● **Required work**: From the entries below, please gather each line containing the string "duration".

● **Exercise data**:
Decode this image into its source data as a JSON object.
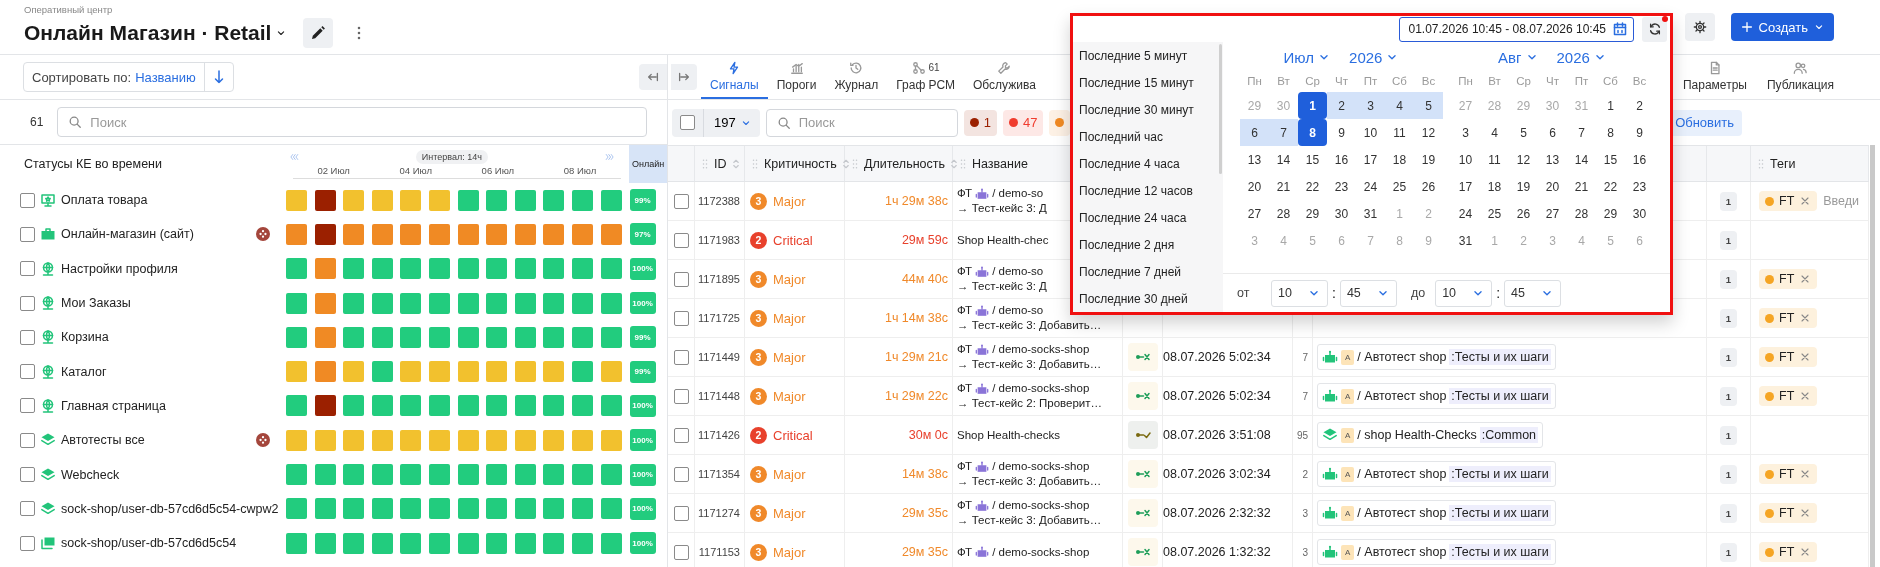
{
  "header": {
    "breadcrumb": "Оперативный центр",
    "title": "Онлайн Магазин · Retail",
    "create_button": "Создать"
  },
  "sort": {
    "label": "Сортировать по:",
    "value": "Названию"
  },
  "status_panel": {
    "count": "61",
    "search_placeholder": "Поиск",
    "title": "Статусы КЕ во времени",
    "interval": "Интервал: 14ч",
    "ticks": [
      "02 Июл",
      "04 Июл",
      "06 Июл",
      "08 Июл"
    ],
    "online_header": "Онлайн"
  },
  "status_rows": [
    {
      "name": "Оплата товара",
      "kind": "monitor",
      "checked": false,
      "alert": false,
      "uptime": "99%",
      "cells": [
        {
          "color": "#f2c12e"
        },
        {
          "color": "#9b2000"
        },
        {
          "color": "#f2c12e"
        },
        {
          "color": "#f2c12e"
        },
        {
          "color": "#f2c12e"
        },
        {
          "color": "#f2c12e"
        },
        {
          "color": "#22cc7e"
        },
        {
          "color": "#22cc7e"
        },
        {
          "color": "#22cc7e"
        },
        {
          "color": "#22cc7e"
        },
        {
          "color": "#22cc7e"
        },
        {
          "color": "#22cc7e"
        }
      ]
    },
    {
      "name": "Онлайн-магазин (сайт)",
      "kind": "briefcase",
      "checked": false,
      "alert": true,
      "uptime": "97%",
      "cells": [
        {
          "color": "#f08a24"
        },
        {
          "color": "#9b2000"
        },
        {
          "color": "#f08a24"
        },
        {
          "color": "#f08a24"
        },
        {
          "color": "#f08a24"
        },
        {
          "color": "#f08a24"
        },
        {
          "color": "#f08a24"
        },
        {
          "color": "#f08a24"
        },
        {
          "color": "#f08a24"
        },
        {
          "color": "#f08a24"
        },
        {
          "color": "#f08a24"
        },
        {
          "color": "#f08a24"
        }
      ]
    },
    {
      "name": "Настройки профиля",
      "kind": "globe",
      "checked": false,
      "alert": false,
      "uptime": "100%",
      "cells": [
        {
          "color": "#22cc7e"
        },
        {
          "color": "#f08a24"
        },
        {
          "color": "#22cc7e"
        },
        {
          "color": "#22cc7e"
        },
        {
          "color": "#22cc7e"
        },
        {
          "color": "#22cc7e"
        },
        {
          "color": "#22cc7e"
        },
        {
          "color": "#22cc7e"
        },
        {
          "color": "#22cc7e"
        },
        {
          "color": "#22cc7e"
        },
        {
          "color": "#22cc7e"
        },
        {
          "color": "#22cc7e"
        }
      ]
    },
    {
      "name": "Мои Заказы",
      "kind": "globe",
      "checked": false,
      "alert": false,
      "uptime": "100%",
      "cells": [
        {
          "color": "#22cc7e"
        },
        {
          "color": "#f08a24"
        },
        {
          "color": "#22cc7e"
        },
        {
          "color": "#22cc7e"
        },
        {
          "color": "#22cc7e"
        },
        {
          "color": "#22cc7e"
        },
        {
          "color": "#22cc7e"
        },
        {
          "color": "#22cc7e"
        },
        {
          "color": "#22cc7e"
        },
        {
          "color": "#22cc7e"
        },
        {
          "color": "#22cc7e"
        },
        {
          "color": "#22cc7e"
        }
      ]
    },
    {
      "name": "Корзина",
      "kind": "globe",
      "checked": false,
      "alert": false,
      "uptime": "99%",
      "cells": [
        {
          "color": "#22cc7e"
        },
        {
          "color": "#f08a24"
        },
        {
          "color": "#22cc7e"
        },
        {
          "color": "#22cc7e"
        },
        {
          "color": "#22cc7e"
        },
        {
          "color": "#22cc7e"
        },
        {
          "color": "#22cc7e"
        },
        {
          "color": "#22cc7e"
        },
        {
          "color": "#22cc7e"
        },
        {
          "color": "#22cc7e"
        },
        {
          "color": "#22cc7e"
        },
        {
          "color": "#22cc7e"
        }
      ]
    },
    {
      "name": "Каталог",
      "kind": "globe",
      "checked": false,
      "alert": false,
      "uptime": "99%",
      "cells": [
        {
          "color": "#f2c12e"
        },
        {
          "color": "#f08a24"
        },
        {
          "color": "#f2c12e"
        },
        {
          "color": "#22cc7e"
        },
        {
          "color": "#f2c12e"
        },
        {
          "color": "#f2c12e"
        },
        {
          "color": "#f2c12e"
        },
        {
          "color": "#f2c12e"
        },
        {
          "color": "#f2c12e"
        },
        {
          "color": "#f2c12e"
        },
        {
          "color": "#22cc7e"
        },
        {
          "color": "#f2c12e"
        }
      ]
    },
    {
      "name": "Главная страница",
      "kind": "globe",
      "checked": false,
      "alert": false,
      "uptime": "100%",
      "cells": [
        {
          "color": "#22cc7e"
        },
        {
          "color": "#9b2000"
        },
        {
          "color": "#22cc7e"
        },
        {
          "color": "#22cc7e"
        },
        {
          "color": "#22cc7e"
        },
        {
          "color": "#22cc7e"
        },
        {
          "color": "#22cc7e"
        },
        {
          "color": "#22cc7e"
        },
        {
          "color": "#22cc7e"
        },
        {
          "color": "#22cc7e"
        },
        {
          "color": "#22cc7e"
        },
        {
          "color": "#22cc7e"
        }
      ]
    },
    {
      "name": "Автотесты все",
      "kind": "layers",
      "checked": false,
      "alert": true,
      "uptime": "100%",
      "cells": [
        {
          "color": "#f2c12e"
        },
        {
          "color": "#f2c12e"
        },
        {
          "color": "#f2c12e"
        },
        {
          "color": "#f2c12e"
        },
        {
          "color": "#f2c12e"
        },
        {
          "color": "#f2c12e"
        },
        {
          "color": "#f2c12e"
        },
        {
          "color": "#f2c12e"
        },
        {
          "color": "#f2c12e"
        },
        {
          "color": "#f2c12e"
        },
        {
          "color": "#f2c12e"
        },
        {
          "color": "#f2c12e"
        }
      ]
    },
    {
      "name": "Webcheck",
      "kind": "layers",
      "checked": false,
      "alert": false,
      "uptime": "100%",
      "cells": [
        {
          "color": "#22cc7e"
        },
        {
          "color": "#22cc7e"
        },
        {
          "color": "#22cc7e"
        },
        {
          "color": "#22cc7e"
        },
        {
          "color": "#22cc7e"
        },
        {
          "color": "#22cc7e"
        },
        {
          "color": "#22cc7e"
        },
        {
          "color": "#22cc7e"
        },
        {
          "color": "#22cc7e"
        },
        {
          "color": "#22cc7e"
        },
        {
          "color": "#22cc7e"
        },
        {
          "color": "#22cc7e"
        }
      ]
    },
    {
      "name": "sock-shop/user-db-57cd6d5c54-cwpw2",
      "kind": "layers",
      "checked": false,
      "alert": false,
      "uptime": "100%",
      "cells": [
        {
          "color": "#22cc7e"
        },
        {
          "color": "#22cc7e"
        },
        {
          "color": "#22cc7e"
        },
        {
          "color": "#22cc7e"
        },
        {
          "color": "#22cc7e"
        },
        {
          "color": "#22cc7e"
        },
        {
          "color": "#22cc7e"
        },
        {
          "color": "#22cc7e"
        },
        {
          "color": "#22cc7e"
        },
        {
          "color": "#22cc7e"
        },
        {
          "color": "#22cc7e"
        },
        {
          "color": "#22cc7e"
        }
      ]
    },
    {
      "name": "sock-shop/user-db-57cd6d5c54",
      "kind": "windows",
      "checked": false,
      "alert": false,
      "uptime": "100%",
      "cells": [
        {
          "color": "#22cc7e"
        },
        {
          "color": "#22cc7e"
        },
        {
          "color": "#22cc7e"
        },
        {
          "color": "#22cc7e"
        },
        {
          "color": "#22cc7e"
        },
        {
          "color": "#22cc7e"
        },
        {
          "color": "#22cc7e"
        },
        {
          "color": "#22cc7e"
        },
        {
          "color": "#22cc7e"
        },
        {
          "color": "#22cc7e"
        },
        {
          "color": "#22cc7e"
        },
        {
          "color": "#22cc7e"
        }
      ]
    }
  ],
  "tabs": {
    "left": [
      {
        "kind": "bolt",
        "label": "Сигналы",
        "selected": true
      },
      {
        "kind": "bars",
        "label": "Пороги",
        "selected": false
      },
      {
        "kind": "history",
        "label": "Журнал",
        "selected": false
      },
      {
        "kind": "graph",
        "label": "Граф РСМ",
        "badge": "61",
        "selected": false
      },
      {
        "kind": "wrench",
        "label": "Обслужива",
        "selected": false
      }
    ],
    "right": [
      {
        "kind": "document",
        "label": "Параметры",
        "selected": false
      },
      {
        "kind": "users",
        "label": "Публикация",
        "selected": false
      }
    ]
  },
  "toolbar": {
    "select_all_checked": false,
    "page_size": "197",
    "search_placeholder": "Поиск",
    "severity_chips": [
      {
        "color": "#9b2000",
        "count": "1"
      },
      {
        "color": "#f03c2e",
        "count": "47"
      },
      {
        "color": "#f08a24"
      }
    ],
    "refresh_button": "Обновить"
  },
  "table": {
    "columns": [
      {
        "label": "ID",
        "sortable": true
      },
      {
        "label": "Критичность",
        "sortable": true
      },
      {
        "label": "Длительность",
        "sortable": true
      },
      {
        "label": "Название",
        "sortable": false
      }
    ],
    "trailing_columns": [
      {
        "label": "Теги",
        "sortable": false
      }
    ],
    "rows": [
      {
        "id": "1172388",
        "checked": false,
        "severity": {
          "number": "3",
          "label": "Major",
          "kind": "major"
        },
        "duration": "1ч 29м 38с",
        "name": {
          "prefix": "ФТ",
          "path": "/ demo-so",
          "detail": "→ Тест-кейс 3: Д"
        },
        "occurrences": "1",
        "tags": [
          {
            "label": "FT",
            "color": "#f5a524"
          }
        ],
        "tag_placeholder": "Введи"
      },
      {
        "id": "1171983",
        "checked": false,
        "severity": {
          "number": "2",
          "label": "Critical",
          "kind": "critical"
        },
        "duration": "29м 59с",
        "name": {
          "text": "Shop Health-chec"
        },
        "occurrences": "1"
      },
      {
        "id": "1171895",
        "checked": false,
        "severity": {
          "number": "3",
          "label": "Major",
          "kind": "major"
        },
        "duration": "44м 40с",
        "name": {
          "prefix": "ФТ",
          "path": "/ demo-so",
          "detail": "→ Тест-кейс 3: Д"
        },
        "occurrences": "1",
        "tags": [
          {
            "label": "FT",
            "color": "#f5a524"
          }
        ]
      },
      {
        "id": "1171725",
        "checked": false,
        "severity": {
          "number": "3",
          "label": "Major",
          "kind": "major"
        },
        "duration": "1ч 14м 38с",
        "name": {
          "prefix": "ФТ",
          "path": "/ demo-so",
          "detail": "→ Тест-кейс 3: Добавить…"
        },
        "occurrences": "1",
        "tags": [
          {
            "label": "FT",
            "color": "#f5a524"
          }
        ]
      },
      {
        "id": "1171449",
        "checked": false,
        "severity": {
          "number": "3",
          "label": "Major",
          "kind": "major"
        },
        "duration": "1ч 29м 21с",
        "name": {
          "prefix": "ФТ",
          "path": "/ demo-socks-shop",
          "detail": "→ Тест-кейс 3: Добавить…"
        },
        "signal": {
          "kind": "failed",
          "time": "08.07.2026 5:02:34",
          "count": "7",
          "source": {
            "kind": "robot",
            "badge": "A",
            "path": "/ Автотест shop",
            "group": ":Тесты и их шаги"
          }
        },
        "occurrences": "1",
        "tags": [
          {
            "label": "FT",
            "color": "#f5a524"
          }
        ]
      },
      {
        "id": "1171448",
        "checked": false,
        "severity": {
          "number": "3",
          "label": "Major",
          "kind": "major"
        },
        "duration": "1ч 29м 22с",
        "name": {
          "prefix": "ФТ",
          "path": "/ demo-socks-shop",
          "detail": "→ Тест-кейс 2: Проверит…"
        },
        "signal": {
          "kind": "failed",
          "time": "08.07.2026 5:02:34",
          "count": "7",
          "source": {
            "kind": "robot",
            "badge": "A",
            "path": "/ Автотест shop",
            "group": ":Тесты и их шаги"
          }
        },
        "occurrences": "1",
        "tags": [
          {
            "label": "FT",
            "color": "#f5a524"
          }
        ]
      },
      {
        "id": "1171426",
        "checked": false,
        "severity": {
          "number": "2",
          "label": "Critical",
          "kind": "critical"
        },
        "duration": "30м 0с",
        "name": {
          "text": "Shop Health-checks"
        },
        "signal": {
          "kind": "passed",
          "time": "08.07.2026 3:51:08",
          "count": "95",
          "source": {
            "kind": "layers",
            "badge": "A",
            "path": "/ shop Health-Checks",
            "group": ":Common"
          }
        },
        "occurrences": "1"
      },
      {
        "id": "1171354",
        "checked": false,
        "severity": {
          "number": "3",
          "label": "Major",
          "kind": "major"
        },
        "duration": "14м 38с",
        "name": {
          "prefix": "ФТ",
          "path": "/ demo-socks-shop",
          "detail": "→ Тест-кейс 3: Добавить…"
        },
        "signal": {
          "kind": "failed",
          "time": "08.07.2026 3:02:34",
          "count": "2",
          "source": {
            "kind": "robot",
            "badge": "A",
            "path": "/ Автотест shop",
            "group": ":Тесты и их шаги"
          }
        },
        "occurrences": "1",
        "tags": [
          {
            "label": "FT",
            "color": "#f5a524"
          }
        ]
      },
      {
        "id": "1171274",
        "checked": false,
        "severity": {
          "number": "3",
          "label": "Major",
          "kind": "major"
        },
        "duration": "29м 35с",
        "name": {
          "prefix": "ФТ",
          "path": "/ demo-socks-shop",
          "detail": "→ Тест-кейс 3: Добавить…"
        },
        "signal": {
          "kind": "failed",
          "time": "08.07.2026 2:32:32",
          "count": "3",
          "source": {
            "kind": "robot",
            "badge": "A",
            "path": "/ Автотест shop",
            "group": ":Тесты и их шаги"
          }
        },
        "occurrences": "1",
        "tags": [
          {
            "label": "FT",
            "color": "#f5a524"
          }
        ]
      },
      {
        "id": "1171153",
        "checked": false,
        "severity": {
          "number": "3",
          "label": "Major",
          "kind": "major"
        },
        "duration": "29м 35с",
        "name": {
          "prefix": "ФТ",
          "path": "/ demo-socks-shop"
        },
        "signal": {
          "kind": "failed",
          "time": "08.07.2026 1:32:32",
          "count": "3",
          "source": {
            "kind": "robot",
            "badge": "A",
            "path": "/ Автотест shop",
            "group": ":Тесты и их шаги"
          }
        },
        "occurrences": "1",
        "tags": [
          {
            "label": "FT",
            "color": "#f5a524"
          }
        ]
      }
    ]
  },
  "date_picker": {
    "range": "01.07.2026 10:45 - 08.07.2026 10:45",
    "presets": [
      {
        "label": "Последние 5 минут",
        "selected": false
      },
      {
        "label": "Последние 15 минут",
        "selected": false
      },
      {
        "label": "Последние 30 минут",
        "selected": false
      },
      {
        "label": "Последний час",
        "selected": false
      },
      {
        "label": "Последние 4 часа",
        "selected": false
      },
      {
        "label": "Последние 12 часов",
        "selected": false
      },
      {
        "label": "Последние 24 часа",
        "selected": false
      },
      {
        "label": "Последние 2 дня",
        "selected": false
      },
      {
        "label": "Последние 7 дней",
        "selected": false
      },
      {
        "label": "Последние 30 дней",
        "selected": false
      }
    ],
    "months": [
      {
        "month": "Июл",
        "year": "2026",
        "weekdays": [
          "Пн",
          "Вт",
          "Ср",
          "Чт",
          "Пт",
          "Сб",
          "Вс"
        ],
        "weeks": [
          [
            {
              "day": "29",
              "outside": true,
              "selected": false,
              "in_range": false
            },
            {
              "day": "30",
              "outside": true,
              "selected": false,
              "in_range": false
            },
            {
              "day": "1",
              "outside": false,
              "selected": true,
              "in_range": false
            },
            {
              "day": "2",
              "outside": false,
              "selected": false,
              "in_range": true
            },
            {
              "day": "3",
              "outside": false,
              "selected": false,
              "in_range": true
            },
            {
              "day": "4",
              "outside": false,
              "selected": false,
              "in_range": true
            },
            {
              "day": "5",
              "outside": false,
              "selected": false,
              "in_range": true
            }
          ],
          [
            {
              "day": "6",
              "outside": false,
              "selected": false,
              "in_range": true
            },
            {
              "day": "7",
              "outside": false,
              "selected": false,
              "in_range": true
            },
            {
              "day": "8",
              "outside": false,
              "selected": true,
              "in_range": false
            },
            {
              "day": "9",
              "outside": false,
              "selected": false,
              "in_range": false
            },
            {
              "day": "10",
              "outside": false,
              "selected": false,
              "in_range": false
            },
            {
              "day": "11",
              "outside": false,
              "selected": false,
              "in_range": false
            },
            {
              "day": "12",
              "outside": false,
              "selected": false,
              "in_range": false
            }
          ],
          [
            {
              "day": "13",
              "outside": false,
              "selected": false,
              "in_range": false
            },
            {
              "day": "14",
              "outside": false,
              "selected": false,
              "in_range": false
            },
            {
              "day": "15",
              "outside": false,
              "selected": false,
              "in_range": false
            },
            {
              "day": "16",
              "outside": false,
              "selected": false,
              "in_range": false
            },
            {
              "day": "17",
              "outside": false,
              "selected": false,
              "in_range": false
            },
            {
              "day": "18",
              "outside": false,
              "selected": false,
              "in_range": false
            },
            {
              "day": "19",
              "outside": false,
              "selected": false,
              "in_range": false
            }
          ],
          [
            {
              "day": "20",
              "outside": false,
              "selected": false,
              "in_range": false
            },
            {
              "day": "21",
              "outside": false,
              "selected": false,
              "in_range": false
            },
            {
              "day": "22",
              "outside": false,
              "selected": false,
              "in_range": false
            },
            {
              "day": "23",
              "outside": false,
              "selected": false,
              "in_range": false
            },
            {
              "day": "24",
              "outside": false,
              "selected": false,
              "in_range": false
            },
            {
              "day": "25",
              "outside": false,
              "selected": false,
              "in_range": false
            },
            {
              "day": "26",
              "outside": false,
              "selected": false,
              "in_range": false
            }
          ],
          [
            {
              "day": "27",
              "outside": false,
              "selected": false,
              "in_range": false
            },
            {
              "day": "28",
              "outside": false,
              "selected": false,
              "in_range": false
            },
            {
              "day": "29",
              "outside": false,
              "selected": false,
              "in_range": false
            },
            {
              "day": "30",
              "outside": false,
              "selected": false,
              "in_range": false
            },
            {
              "day": "31",
              "outside": false,
              "selected": false,
              "in_range": false
            },
            {
              "day": "1",
              "outside": true,
              "selected": false,
              "in_range": false
            },
            {
              "day": "2",
              "outside": true,
              "selected": false,
              "in_range": false
            }
          ],
          [
            {
              "day": "3",
              "outside": true,
              "selected": false,
              "in_range": false
            },
            {
              "day": "4",
              "outside": true,
              "selected": false,
              "in_range": false
            },
            {
              "day": "5",
              "outside": true,
              "selected": false,
              "in_range": false
            },
            {
              "day": "6",
              "outside": true,
              "selected": false,
              "in_range": false
            },
            {
              "day": "7",
              "outside": true,
              "selected": false,
              "in_range": false
            },
            {
              "day": "8",
              "outside": true,
              "selected": false,
              "in_range": false
            },
            {
              "day": "9",
              "outside": true,
              "selected": false,
              "in_range": false
            }
          ]
        ]
      },
      {
        "month": "Авг",
        "year": "2026",
        "weekdays": [
          "Пн",
          "Вт",
          "Ср",
          "Чт",
          "Пт",
          "Сб",
          "Вс"
        ],
        "weeks": [
          [
            {
              "day": "27",
              "outside": true,
              "selected": false,
              "in_range": false
            },
            {
              "day": "28",
              "outside": true,
              "selected": false,
              "in_range": false
            },
            {
              "day": "29",
              "outside": true,
              "selected": false,
              "in_range": false
            },
            {
              "day": "30",
              "outside": true,
              "selected": false,
              "in_range": false
            },
            {
              "day": "31",
              "outside": true,
              "selected": false,
              "in_range": false
            },
            {
              "day": "1",
              "outside": false,
              "selected": false,
              "in_range": false
            },
            {
              "day": "2",
              "outside": false,
              "selected": false,
              "in_range": false
            }
          ],
          [
            {
              "day": "3",
              "outside": false,
              "selected": false,
              "in_range": false
            },
            {
              "day": "4",
              "outside": false,
              "selected": false,
              "in_range": false
            },
            {
              "day": "5",
              "outside": false,
              "selected": false,
              "in_range": false
            },
            {
              "day": "6",
              "outside": false,
              "selected": false,
              "in_range": false
            },
            {
              "day": "7",
              "outside": false,
              "selected": false,
              "in_range": false
            },
            {
              "day": "8",
              "outside": false,
              "selected": false,
              "in_range": false
            },
            {
              "day": "9",
              "outside": false,
              "selected": false,
              "in_range": false
            }
          ],
          [
            {
              "day": "10",
              "outside": false,
              "selected": false,
              "in_range": false
            },
            {
              "day": "11",
              "outside": false,
              "selected": false,
              "in_range": false
            },
            {
              "day": "12",
              "outside": false,
              "selected": false,
              "in_range": false
            },
            {
              "day": "13",
              "outside": false,
              "selected": false,
              "in_range": false
            },
            {
              "day": "14",
              "outside": false,
              "selected": false,
              "in_range": false
            },
            {
              "day": "15",
              "outside": false,
              "selected": false,
              "in_range": false
            },
            {
              "day": "16",
              "outside": false,
              "selected": false,
              "in_range": false
            }
          ],
          [
            {
              "day": "17",
              "outside": false,
              "selected": false,
              "in_range": false
            },
            {
              "day": "18",
              "outside": false,
              "selected": false,
              "in_range": false
            },
            {
              "day": "19",
              "outside": false,
              "selected": false,
              "in_range": false
            },
            {
              "day": "20",
              "outside": false,
              "selected": false,
              "in_range": false
            },
            {
              "day": "21",
              "outside": false,
              "selected": false,
              "in_range": false
            },
            {
              "day": "22",
              "outside": false,
              "selected": false,
              "in_range": false
            },
            {
              "day": "23",
              "outside": false,
              "selected": false,
              "in_range": false
            }
          ],
          [
            {
              "day": "24",
              "outside": false,
              "selected": false,
              "in_range": false
            },
            {
              "day": "25",
              "outside": false,
              "selected": false,
              "in_range": false
            },
            {
              "day": "26",
              "outside": false,
              "selected": false,
              "in_range": false
            },
            {
              "day": "27",
              "outside": false,
              "selected": false,
              "in_range": false
            },
            {
              "day": "28",
              "outside": false,
              "selected": false,
              "in_range": false
            },
            {
              "day": "29",
              "outside": false,
              "selected": false,
              "in_range": false
            },
            {
              "day": "30",
              "outside": false,
              "selected": false,
              "in_range": false
            }
          ],
          [
            {
              "day": "31",
              "outside": false,
              "selected": false,
              "in_range": false
            },
            {
              "day": "1",
              "outside": true,
              "selected": false,
              "in_range": false
            },
            {
              "day": "2",
              "outside": true,
              "selected": false,
              "in_range": false
            },
            {
              "day": "3",
              "outside": true,
              "selected": false,
              "in_range": false
            },
            {
              "day": "4",
              "outside": true,
              "selected": false,
              "in_range": false
            },
            {
              "day": "5",
              "outside": true,
              "selected": false,
              "in_range": false
            },
            {
              "day": "6",
              "outside": true,
              "selected": false,
              "in_range": false
            }
          ]
        ]
      }
    ],
    "from_label": "от",
    "from_hour": "10",
    "from_separator": ":",
    "from_minute": "45",
    "to_label": "до",
    "to_hour": "10",
    "to_separator": ":",
    "to_minute": "45"
  }
}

● **Finished exercise**:
        "duration": "1ч 29м 38с",
        "duration": "29м 59с",
        "duration": "44м 40с",
        "duration": "1ч 14м 38с",
        "duration": "1ч 29м 21с",
        "duration": "1ч 29м 22с",
        "duration": "30м 0с",
        "duration": "14м 38с",
        "duration": "29м 35с",
        "duration": "29м 35с",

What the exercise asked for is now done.